Interface dataset entries:
○ ○ ○ ○
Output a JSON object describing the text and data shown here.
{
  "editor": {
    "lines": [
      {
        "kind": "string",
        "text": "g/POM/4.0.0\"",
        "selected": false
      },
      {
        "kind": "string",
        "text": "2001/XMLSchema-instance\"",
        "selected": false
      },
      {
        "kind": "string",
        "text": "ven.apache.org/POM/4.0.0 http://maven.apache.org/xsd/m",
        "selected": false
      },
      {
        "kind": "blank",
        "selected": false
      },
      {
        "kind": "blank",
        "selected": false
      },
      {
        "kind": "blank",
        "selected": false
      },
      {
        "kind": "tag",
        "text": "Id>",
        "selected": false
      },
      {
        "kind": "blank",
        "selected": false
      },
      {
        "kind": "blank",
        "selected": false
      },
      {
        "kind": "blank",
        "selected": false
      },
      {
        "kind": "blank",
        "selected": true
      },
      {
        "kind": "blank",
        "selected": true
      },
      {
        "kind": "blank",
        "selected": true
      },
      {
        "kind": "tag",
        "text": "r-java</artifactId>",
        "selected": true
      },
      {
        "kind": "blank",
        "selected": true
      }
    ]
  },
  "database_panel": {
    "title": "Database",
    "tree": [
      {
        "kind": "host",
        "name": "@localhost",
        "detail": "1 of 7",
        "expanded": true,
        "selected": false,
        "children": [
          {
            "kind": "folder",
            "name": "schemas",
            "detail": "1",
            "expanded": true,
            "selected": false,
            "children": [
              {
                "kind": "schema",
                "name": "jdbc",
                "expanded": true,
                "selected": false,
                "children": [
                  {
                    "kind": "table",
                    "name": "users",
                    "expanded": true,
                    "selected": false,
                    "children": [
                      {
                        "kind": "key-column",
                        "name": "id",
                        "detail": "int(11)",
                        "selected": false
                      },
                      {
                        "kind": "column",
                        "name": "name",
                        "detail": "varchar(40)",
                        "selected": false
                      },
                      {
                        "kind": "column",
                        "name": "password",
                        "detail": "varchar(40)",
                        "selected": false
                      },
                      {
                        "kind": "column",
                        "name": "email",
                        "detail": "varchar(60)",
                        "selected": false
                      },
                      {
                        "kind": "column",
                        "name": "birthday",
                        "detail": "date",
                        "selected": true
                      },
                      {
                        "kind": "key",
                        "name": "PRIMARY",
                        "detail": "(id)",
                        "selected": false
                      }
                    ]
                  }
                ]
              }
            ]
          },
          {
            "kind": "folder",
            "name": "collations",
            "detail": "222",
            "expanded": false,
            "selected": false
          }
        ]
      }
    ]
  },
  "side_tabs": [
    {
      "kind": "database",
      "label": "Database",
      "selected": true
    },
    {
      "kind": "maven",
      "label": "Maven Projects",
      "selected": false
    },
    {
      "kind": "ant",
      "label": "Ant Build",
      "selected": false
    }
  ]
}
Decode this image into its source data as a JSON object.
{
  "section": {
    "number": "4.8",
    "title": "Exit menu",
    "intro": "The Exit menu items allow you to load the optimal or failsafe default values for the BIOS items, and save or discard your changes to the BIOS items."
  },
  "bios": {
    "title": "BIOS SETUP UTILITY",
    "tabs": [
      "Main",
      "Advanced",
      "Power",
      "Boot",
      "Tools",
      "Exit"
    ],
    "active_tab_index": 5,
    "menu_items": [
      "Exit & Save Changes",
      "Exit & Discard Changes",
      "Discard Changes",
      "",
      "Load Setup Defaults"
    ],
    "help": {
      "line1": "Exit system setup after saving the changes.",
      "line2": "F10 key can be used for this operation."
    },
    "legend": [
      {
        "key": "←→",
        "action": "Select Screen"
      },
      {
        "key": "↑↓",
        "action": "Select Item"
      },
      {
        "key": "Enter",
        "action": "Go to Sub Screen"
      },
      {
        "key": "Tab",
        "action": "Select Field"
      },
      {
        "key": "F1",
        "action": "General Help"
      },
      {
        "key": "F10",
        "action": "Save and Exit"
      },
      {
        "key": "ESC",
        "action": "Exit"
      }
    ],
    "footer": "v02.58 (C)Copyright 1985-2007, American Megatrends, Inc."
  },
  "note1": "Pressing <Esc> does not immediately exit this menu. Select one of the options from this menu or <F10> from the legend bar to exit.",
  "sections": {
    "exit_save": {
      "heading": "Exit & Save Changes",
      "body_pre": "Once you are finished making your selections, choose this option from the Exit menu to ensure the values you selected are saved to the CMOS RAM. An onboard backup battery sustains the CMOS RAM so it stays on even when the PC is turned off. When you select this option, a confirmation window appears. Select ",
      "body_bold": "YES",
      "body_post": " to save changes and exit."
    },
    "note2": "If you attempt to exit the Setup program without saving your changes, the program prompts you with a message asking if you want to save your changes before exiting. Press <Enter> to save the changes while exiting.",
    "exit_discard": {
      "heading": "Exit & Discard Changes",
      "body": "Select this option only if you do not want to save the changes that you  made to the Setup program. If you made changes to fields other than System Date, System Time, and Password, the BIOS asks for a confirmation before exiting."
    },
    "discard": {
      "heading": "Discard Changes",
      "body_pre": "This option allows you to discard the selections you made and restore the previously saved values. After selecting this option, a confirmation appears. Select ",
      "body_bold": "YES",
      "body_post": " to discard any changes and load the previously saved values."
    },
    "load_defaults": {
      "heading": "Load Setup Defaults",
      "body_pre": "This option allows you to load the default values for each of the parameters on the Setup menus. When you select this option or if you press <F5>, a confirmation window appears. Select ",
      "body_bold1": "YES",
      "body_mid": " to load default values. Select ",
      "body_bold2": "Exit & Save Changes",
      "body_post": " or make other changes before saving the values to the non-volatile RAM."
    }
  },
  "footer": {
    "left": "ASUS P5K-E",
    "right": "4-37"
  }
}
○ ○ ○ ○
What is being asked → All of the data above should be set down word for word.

Result of the exercise →
Output a JSON object describing the text and data shown here.
{
  "editor": {
    "lines": [
      {
        "kind": "string",
        "text": "g/POM/4.0.0\"",
        "selected": false
      },
      {
        "kind": "string",
        "text": "2001/XMLSchema-instance\"",
        "selected": false
      },
      {
        "kind": "string",
        "text": "ven.apache.org/POM/4.0.0 http://maven.apache.org/xsd/m",
        "selected": false
      },
      {
        "kind": "blank",
        "selected": false
      },
      {
        "kind": "blank",
        "selected": false
      },
      {
        "kind": "blank",
        "selected": false
      },
      {
        "kind": "tag",
        "text": "Id>",
        "selected": false
      },
      {
        "kind": "blank",
        "selected": false
      },
      {
        "kind": "blank",
        "selected": false
      },
      {
        "kind": "blank",
        "selected": false
      },
      {
        "kind": "blank",
        "selected": true
      },
      {
        "kind": "blank",
        "selected": true
      },
      {
        "kind": "blank",
        "selected": true
      },
      {
        "kind": "tag",
        "text": "r-java</artifactId>",
        "selected": true
      },
      {
        "kind": "blank",
        "selected": true
      }
    ]
  },
  "database_panel": {
    "title": "Database",
    "tree": [
      {
        "kind": "host",
        "name": "@localhost",
        "detail": "1 of 7",
        "expanded": true,
        "selected": false,
        "children": [
          {
            "kind": "folder",
            "name": "schemas",
            "detail": "1",
            "expanded": true,
            "selected": false,
            "children": [
              {
                "kind": "schema",
                "name": "jdbc",
                "expanded": true,
                "selected": false,
                "children": [
                  {
                    "kind": "table",
                    "name": "users",
                    "expanded": true,
                    "selected": false,
                    "children": [
                      {
                        "kind": "key-column",
                        "name": "id",
                        "detail": "int(11)",
                        "selected": false
                      },
                      {
                        "kind": "column",
                        "name": "name",
                        "detail": "varchar(40)",
                        "selected": false
                      },
                      {
                        "kind": "column",
                        "name": "password",
                        "detail": "varchar(40)",
                        "selected": false
                      },
                      {
                        "kind": "column",
                        "name": "email",
                        "detail": "varchar(60)",
                        "selected": false
                      },
                      {
                        "kind": "column",
                        "name": "birthday",
                        "detail": "date",
                        "selected": true
                      },
                      {
                        "kind": "key",
                        "name": "PRIMARY",
                        "detail": "(id)",
                        "selected": false
                      }
                    ]
                  }
                ]
              }
            ]
          },
          {
            "kind": "folder",
            "name": "collations",
            "detail": "222",
            "expanded": false,
            "selected": false
          }
        ]
      }
    ]
  },
  "side_tabs": [
    {
      "kind": "database",
      "label": "Database",
      "selected": true
    },
    {
      "kind": "maven",
      "label": "Maven Projects",
      "selected": false
    },
    {
      "kind": "ant",
      "label": "Ant Build",
      "selected": false
    }
  ]
}
Decode this image into its source data as a JSON object.
{
  "section": {
    "number": "4.8",
    "title": "Exit menu",
    "intro": "The Exit menu items allow you to load the optimal or failsafe default values for the BIOS items, and save or discard your changes to the BIOS items."
  },
  "bios": {
    "title": "BIOS SETUP UTILITY",
    "tabs": [
      "Main",
      "Advanced",
      "Power",
      "Boot",
      "Tools",
      "Exit"
    ],
    "active_tab_index": 5,
    "menu_items": [
      "Exit & Save Changes",
      "Exit & Discard Changes",
      "Discard Changes",
      "",
      "Load Setup Defaults"
    ],
    "help": {
      "line1": "Exit system setup after saving the changes.",
      "line2": "F10 key can be used for this operation."
    },
    "legend": [
      {
        "key": "←→",
        "action": "Select Screen"
      },
      {
        "key": "↑↓",
        "action": "Select Item"
      },
      {
        "key": "Enter",
        "action": "Go to Sub Screen"
      },
      {
        "key": "Tab",
        "action": "Select Field"
      },
      {
        "key": "F1",
        "action": "General Help"
      },
      {
        "key": "F10",
        "action": "Save and Exit"
      },
      {
        "key": "ESC",
        "action": "Exit"
      }
    ],
    "footer": "v02.58 (C)Copyright 1985-2007, American Megatrends, Inc."
  },
  "note1": "Pressing <Esc> does not immediately exit this menu. Select one of the options from this menu or <F10> from the legend bar to exit.",
  "sections": {
    "exit_save": {
      "heading": "Exit & Save Changes",
      "body_pre": "Once you are finished making your selections, choose this option from the Exit menu to ensure the values you selected are saved to the CMOS RAM. An onboard backup battery sustains the CMOS RAM so it stays on even when the PC is turned off. When you select this option, a confirmation window appears. Select ",
      "body_bold": "YES",
      "body_post": " to save changes and exit."
    },
    "note2": "If you attempt to exit the Setup program without saving your changes, the program prompts you with a message asking if you want to save your changes before exiting. Press <Enter> to save the changes while exiting.",
    "exit_discard": {
      "heading": "Exit & Discard Changes",
      "body": "Select this option only if you do not want to save the changes that you  made to the Setup program. If you made changes to fields other than System Date, System Time, and Password, the BIOS asks for a confirmation before exiting."
    },
    "discard": {
      "heading": "Discard Changes",
      "body_pre": "This option allows you to discard the selections you made and restore the previously saved values. After selecting this option, a confirmation appears. Select ",
      "body_bold": "YES",
      "body_post": " to discard any changes and load the previously saved values."
    },
    "load_defaults": {
      "heading": "Load Setup Defaults",
      "body_pre": "This option allows you to load the default values for each of the parameters on the Setup menus. When you select this option or if you press <F5>, a confirmation window appears. Select ",
      "body_bold1": "YES",
      "body_mid": " to load default values. Select ",
      "body_bold2": "Exit & Save Changes",
      "body_post": " or make other changes before saving the values to the non-volatile RAM."
    }
  },
  "footer": {
    "left": "ASUS P5K-E",
    "right": "4-37"
  }
}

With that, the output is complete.